● TASK STATEMENT
Return each entry below exactly. Skip the images.

┄┄┄┄┄┄

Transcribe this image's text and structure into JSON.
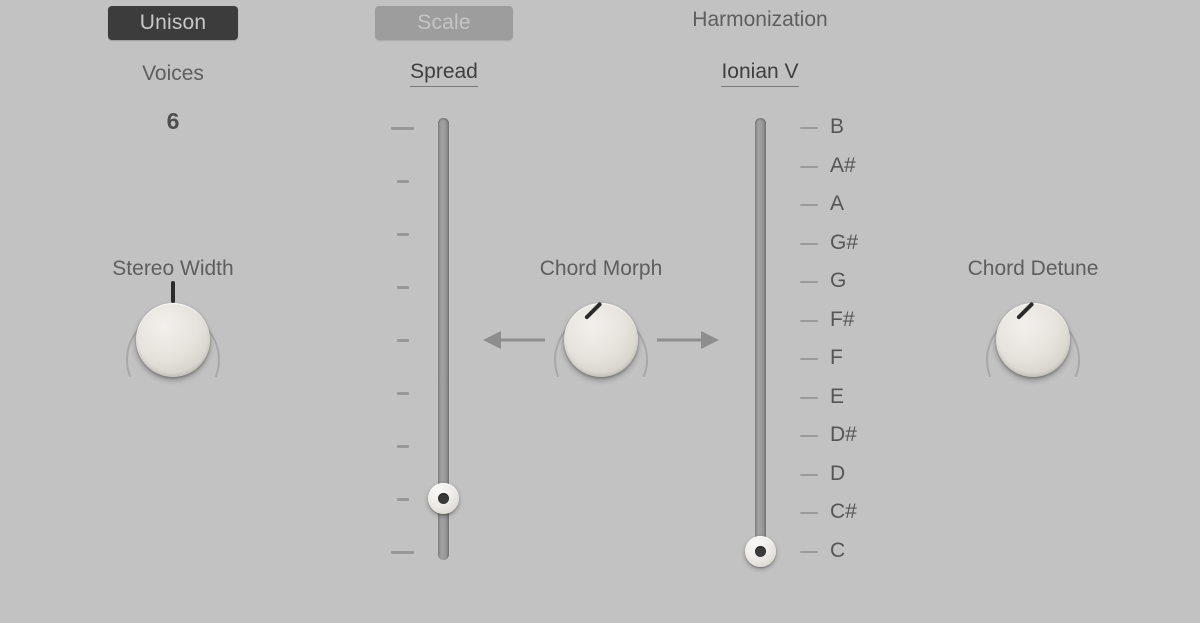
{
  "panel": {
    "background_color": "#c2c2c2",
    "text_color": "#5e5e5e"
  },
  "tabs": [
    {
      "label": "Unison",
      "state": "active",
      "bg": "#3c3c3c",
      "fg": "#c8c8c8"
    },
    {
      "label": "Scale",
      "state": "inactive",
      "bg": "#9d9d9d",
      "fg": "#c5c5c5"
    }
  ],
  "header": {
    "harmonization_label": "Harmonization"
  },
  "unison": {
    "voices_label": "Voices",
    "voices_value": "6",
    "stereo_width_label": "Stereo Width",
    "stereo_width_angle_deg": 0
  },
  "spread": {
    "param_label": "Spread",
    "tick_count": 9,
    "thumb_position_index": 7
  },
  "chord_morph": {
    "label": "Chord Morph",
    "left_arrow_icon": "arrow-left-icon",
    "right_arrow_icon": "arrow-right-icon",
    "angle_deg": -135
  },
  "harmonization": {
    "param_label": "Ionian V",
    "notes": [
      "B",
      "A#",
      "A",
      "G#",
      "G",
      "F#",
      "F",
      "E",
      "D#",
      "D",
      "C#",
      "C"
    ],
    "selected_note": "C",
    "thumb_position_index": 11
  },
  "chord_detune": {
    "label": "Chord Detune",
    "angle_deg": -135
  }
}
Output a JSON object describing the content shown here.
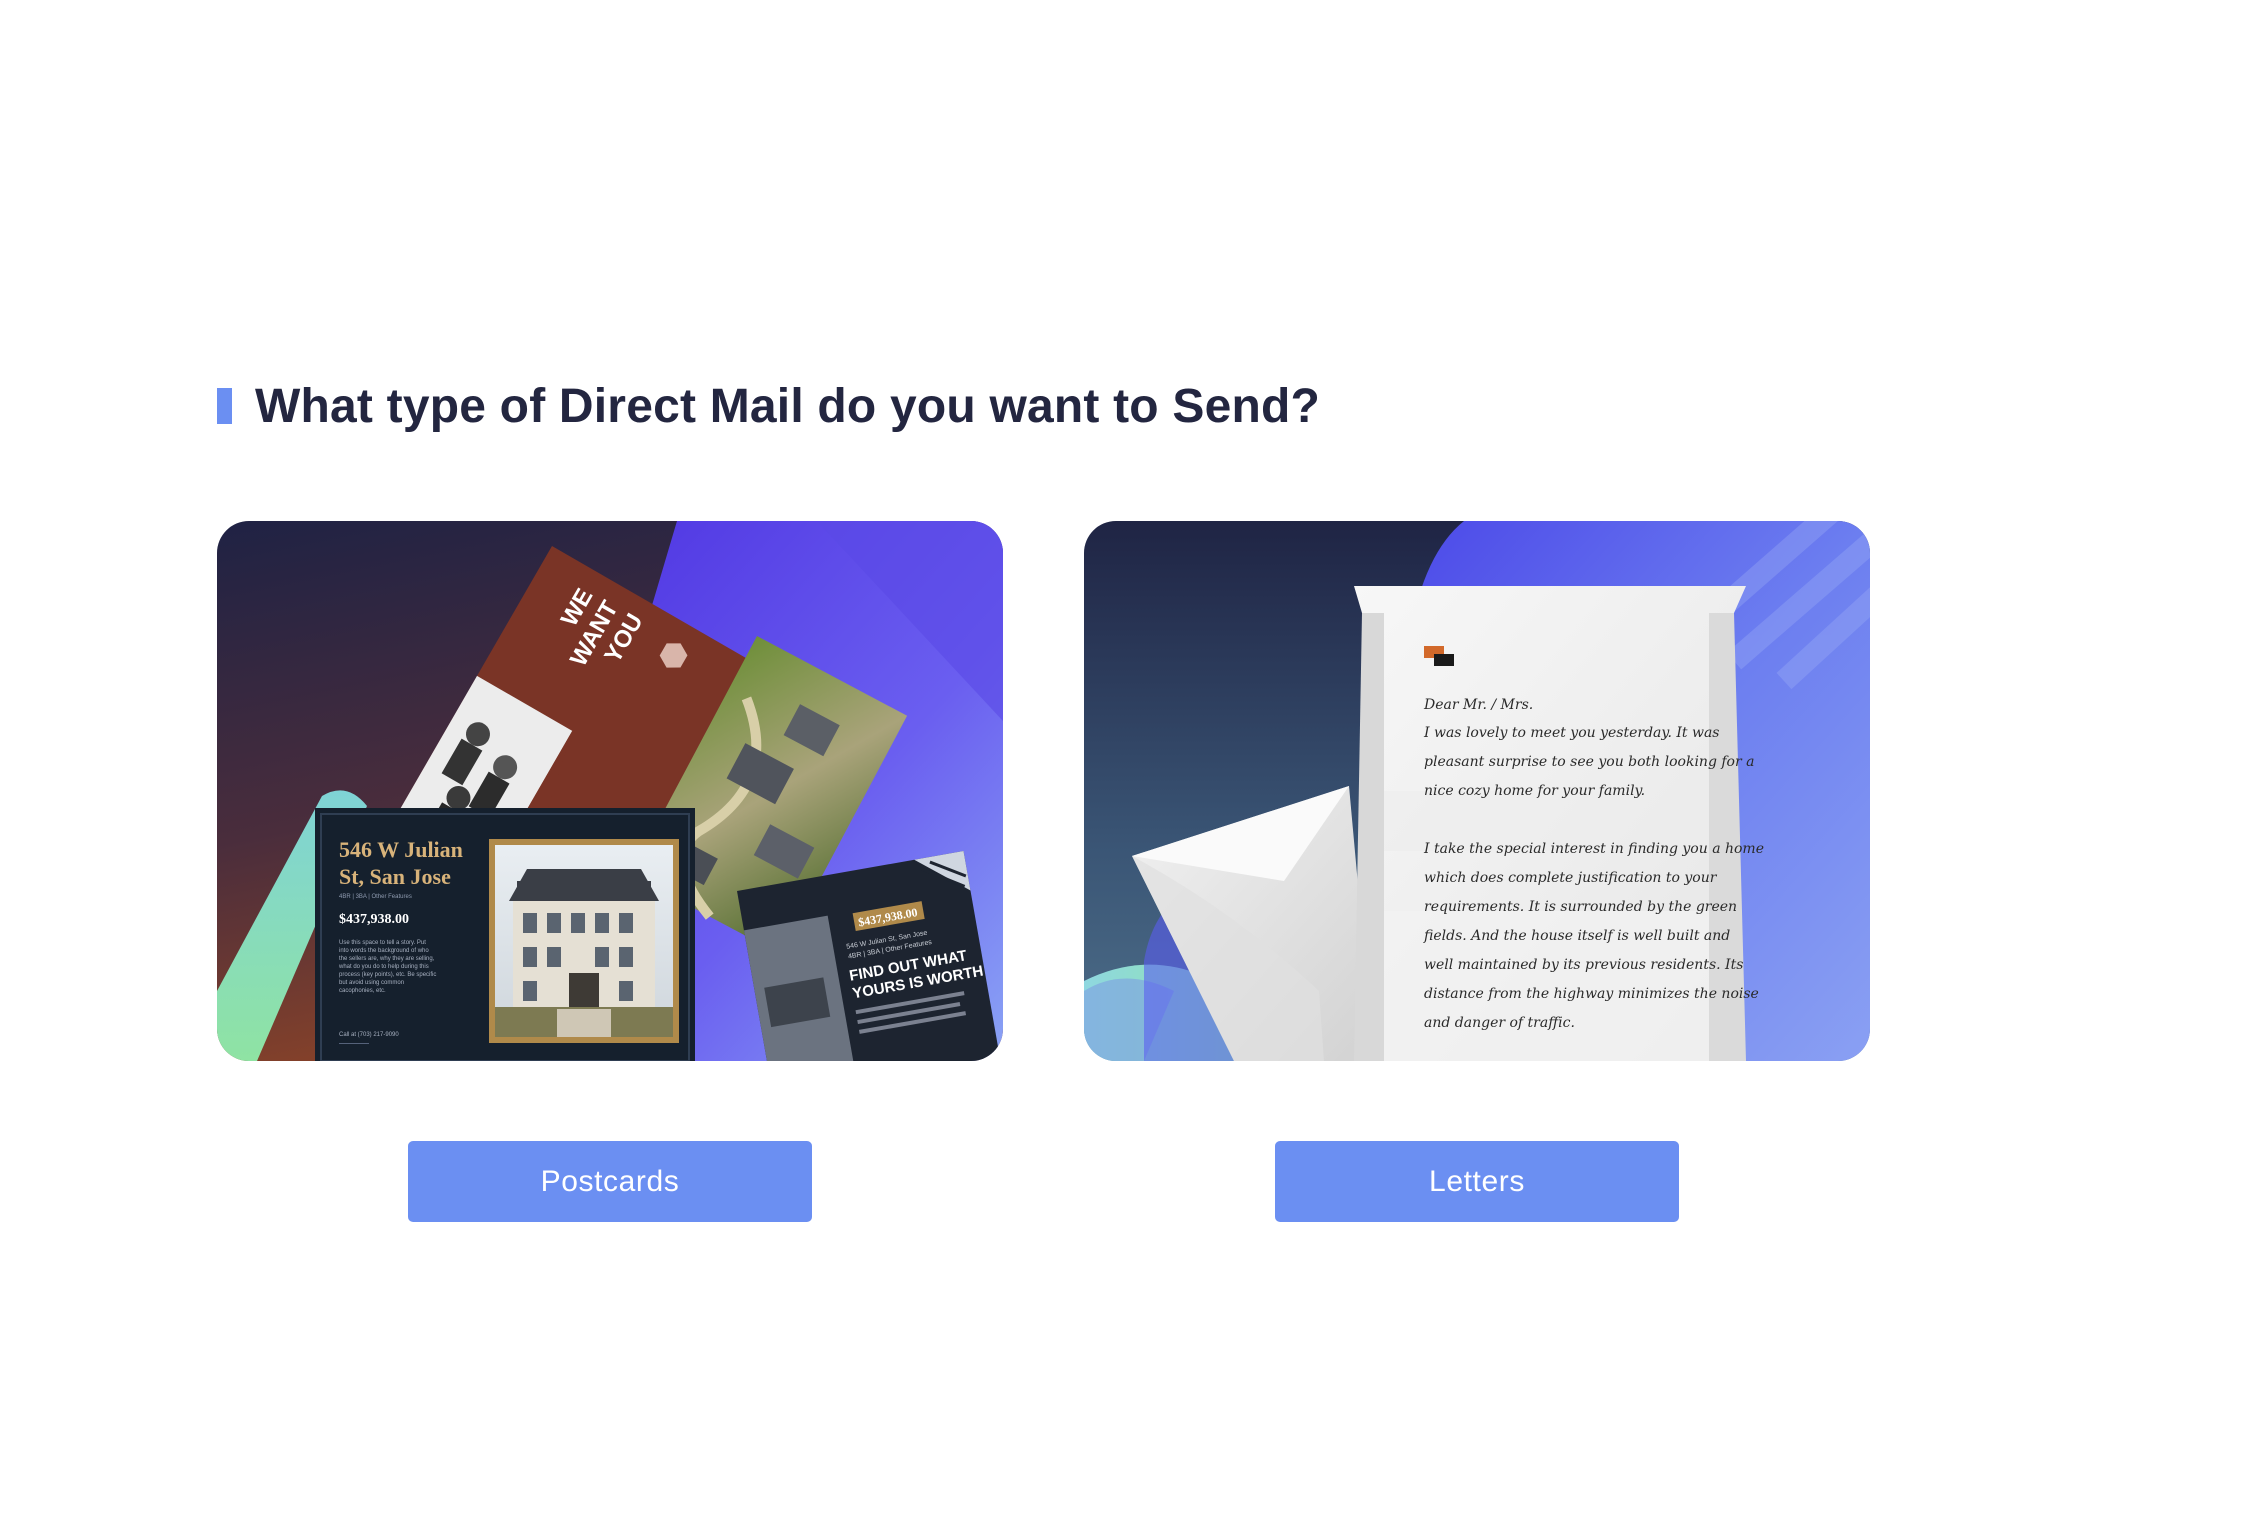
{
  "page": {
    "title": "What type of Direct Mail do you want to Send?"
  },
  "options": {
    "postcards": {
      "button_label": "Postcards",
      "card": {
        "we_want_you": [
          "WE",
          "WANT",
          "YOU"
        ],
        "address_line1": "546 W Julian",
        "address_line2": "St, San Jose",
        "features": "4BR | 3BA | Other Features",
        "price": "$437,938.00",
        "body_lines": [
          "Use this space to tell a story. Put",
          "into words the background of who",
          "the sellers are, why they are selling,",
          "what do you do to help during this",
          "process (key points), etc. Be specific",
          "but avoid using common",
          "cacophonies, etc."
        ],
        "call_line": "Call at (703) 217-9090",
        "find_out_line1": "FIND OUT WHAT",
        "find_out_line2": "YOURS IS WORTH",
        "find_out_price": "$437,938.00",
        "find_out_address": "546 W Julian St, San Jose",
        "find_out_features": "4BR | 3BA | Other Features"
      }
    },
    "letters": {
      "button_label": "Letters",
      "letter": {
        "salutation": "Dear Mr. / Mrs.",
        "lines": [
          "I was lovely to meet you yesterday. It was",
          "pleasant surprise to see you both looking for a",
          "nice cozy home for your family.",
          "",
          "I take the special interest in finding you a home",
          "which does complete justification to your",
          "requirements. It is surrounded by the green",
          "fields. And the house itself is well built and",
          "well maintained by its previous residents. Its",
          "distance from the highway minimizes the noise",
          "and danger of traffic."
        ]
      }
    }
  },
  "colors": {
    "accent": "#6b8ff2",
    "heading": "#232640",
    "button_text": "#ffffff"
  }
}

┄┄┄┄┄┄

● COMPLETED EXERCISE
Transcribe this image's text and structure into JSON.
{
  "panel": {
    "background_color": "#c2c2c2",
    "text_color": "#5e5e5e"
  },
  "tabs": [
    {
      "label": "Unison",
      "state": "active",
      "bg": "#3c3c3c",
      "fg": "#c8c8c8"
    },
    {
      "label": "Scale",
      "state": "inactive",
      "bg": "#9d9d9d",
      "fg": "#c5c5c5"
    }
  ],
  "header": {
    "harmonization_label": "Harmonization"
  },
  "unison": {
    "voices_label": "Voices",
    "voices_value": "6",
    "stereo_width_label": "Stereo Width",
    "stereo_width_angle_deg": 0
  },
  "spread": {
    "param_label": "Spread",
    "tick_count": 9,
    "thumb_position_index": 7
  },
  "chord_morph": {
    "label": "Chord Morph",
    "left_arrow_icon": "arrow-left-icon",
    "right_arrow_icon": "arrow-right-icon",
    "angle_deg": -135
  },
  "harmonization": {
    "param_label": "Ionian V",
    "notes": [
      "B",
      "A#",
      "A",
      "G#",
      "G",
      "F#",
      "F",
      "E",
      "D#",
      "D",
      "C#",
      "C"
    ],
    "selected_note": "C",
    "thumb_position_index": 11
  },
  "chord_detune": {
    "label": "Chord Detune",
    "angle_deg": -135
  }
}
Output a JSON object describing the content shown here.
{
  "page": {
    "title": "What type of Direct Mail do you want to Send?"
  },
  "options": {
    "postcards": {
      "button_label": "Postcards",
      "card": {
        "we_want_you": [
          "WE",
          "WANT",
          "YOU"
        ],
        "address_line1": "546 W Julian",
        "address_line2": "St, San Jose",
        "features": "4BR | 3BA | Other Features",
        "price": "$437,938.00",
        "body_lines": [
          "Use this space to tell a story. Put",
          "into words the background of who",
          "the sellers are, why they are selling,",
          "what do you do to help during this",
          "process (key points), etc. Be specific",
          "but avoid using common",
          "cacophonies, etc."
        ],
        "call_line": "Call at (703) 217-9090",
        "find_out_line1": "FIND OUT WHAT",
        "find_out_line2": "YOURS IS WORTH",
        "find_out_price": "$437,938.00",
        "find_out_address": "546 W Julian St, San Jose",
        "find_out_features": "4BR | 3BA | Other Features"
      }
    },
    "letters": {
      "button_label": "Letters",
      "letter": {
        "salutation": "Dear Mr. / Mrs.",
        "lines": [
          "I was lovely to meet you yesterday. It was",
          "pleasant surprise to see you both looking for a",
          "nice cozy home for your family.",
          "",
          "I take the special interest in finding you a home",
          "which does complete justification to your",
          "requirements. It is surrounded by the green",
          "fields. And the house itself is well built and",
          "well maintained by its previous residents. Its",
          "distance from the highway minimizes the noise",
          "and danger of traffic."
        ]
      }
    }
  },
  "colors": {
    "accent": "#6b8ff2",
    "heading": "#232640",
    "button_text": "#ffffff"
  }
}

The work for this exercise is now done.